* _To do_:
Locate the word "image" in the entries below, then gather every line that holds it.

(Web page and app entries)
----

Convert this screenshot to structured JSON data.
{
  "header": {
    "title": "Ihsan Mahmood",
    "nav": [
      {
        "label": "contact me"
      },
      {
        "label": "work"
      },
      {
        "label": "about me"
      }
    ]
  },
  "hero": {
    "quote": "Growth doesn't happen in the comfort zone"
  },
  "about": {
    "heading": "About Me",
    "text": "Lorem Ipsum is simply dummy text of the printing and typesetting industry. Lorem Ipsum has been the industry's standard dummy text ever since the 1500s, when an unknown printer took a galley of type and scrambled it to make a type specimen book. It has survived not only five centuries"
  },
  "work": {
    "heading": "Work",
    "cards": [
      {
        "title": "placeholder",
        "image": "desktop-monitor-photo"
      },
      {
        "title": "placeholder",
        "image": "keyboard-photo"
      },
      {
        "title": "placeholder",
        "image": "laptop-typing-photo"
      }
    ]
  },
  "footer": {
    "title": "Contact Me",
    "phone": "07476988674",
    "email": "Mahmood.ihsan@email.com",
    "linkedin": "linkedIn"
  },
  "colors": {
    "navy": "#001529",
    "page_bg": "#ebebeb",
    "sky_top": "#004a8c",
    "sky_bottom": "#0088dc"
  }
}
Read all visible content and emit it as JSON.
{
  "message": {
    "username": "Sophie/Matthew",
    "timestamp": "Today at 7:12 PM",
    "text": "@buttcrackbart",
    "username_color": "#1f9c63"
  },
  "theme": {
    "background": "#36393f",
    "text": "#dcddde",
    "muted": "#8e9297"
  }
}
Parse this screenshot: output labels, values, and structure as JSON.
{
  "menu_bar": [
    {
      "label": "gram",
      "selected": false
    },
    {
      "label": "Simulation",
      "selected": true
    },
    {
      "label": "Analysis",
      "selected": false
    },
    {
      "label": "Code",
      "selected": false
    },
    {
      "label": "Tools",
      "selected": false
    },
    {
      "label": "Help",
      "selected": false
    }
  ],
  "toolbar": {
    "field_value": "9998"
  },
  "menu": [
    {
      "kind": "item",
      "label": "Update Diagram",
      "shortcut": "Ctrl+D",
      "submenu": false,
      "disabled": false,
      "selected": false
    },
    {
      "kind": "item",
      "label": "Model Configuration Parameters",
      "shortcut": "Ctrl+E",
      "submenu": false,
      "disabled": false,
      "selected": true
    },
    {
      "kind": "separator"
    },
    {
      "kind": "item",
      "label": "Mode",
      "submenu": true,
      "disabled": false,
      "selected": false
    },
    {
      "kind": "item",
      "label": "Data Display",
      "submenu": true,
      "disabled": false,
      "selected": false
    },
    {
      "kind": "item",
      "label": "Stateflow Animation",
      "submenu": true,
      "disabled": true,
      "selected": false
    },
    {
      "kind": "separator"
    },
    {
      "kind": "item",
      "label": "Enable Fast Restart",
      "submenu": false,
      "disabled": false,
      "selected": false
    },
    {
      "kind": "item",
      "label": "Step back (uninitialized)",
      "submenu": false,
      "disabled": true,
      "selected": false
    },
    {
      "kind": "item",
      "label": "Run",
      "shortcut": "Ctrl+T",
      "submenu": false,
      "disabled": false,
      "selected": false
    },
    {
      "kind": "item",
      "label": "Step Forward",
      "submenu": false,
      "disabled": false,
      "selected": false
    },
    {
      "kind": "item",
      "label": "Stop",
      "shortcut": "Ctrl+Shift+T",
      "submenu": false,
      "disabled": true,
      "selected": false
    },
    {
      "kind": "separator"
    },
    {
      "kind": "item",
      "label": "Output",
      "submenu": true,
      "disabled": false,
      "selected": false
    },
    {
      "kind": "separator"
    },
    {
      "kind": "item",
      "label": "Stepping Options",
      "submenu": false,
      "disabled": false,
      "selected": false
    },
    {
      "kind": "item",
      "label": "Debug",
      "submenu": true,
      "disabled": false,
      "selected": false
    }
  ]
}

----

* _Solution to the exercise_:
        "image": "desktop-monitor-photo"
        "image": "keyboard-photo"
        "image": "laptop-typing-photo"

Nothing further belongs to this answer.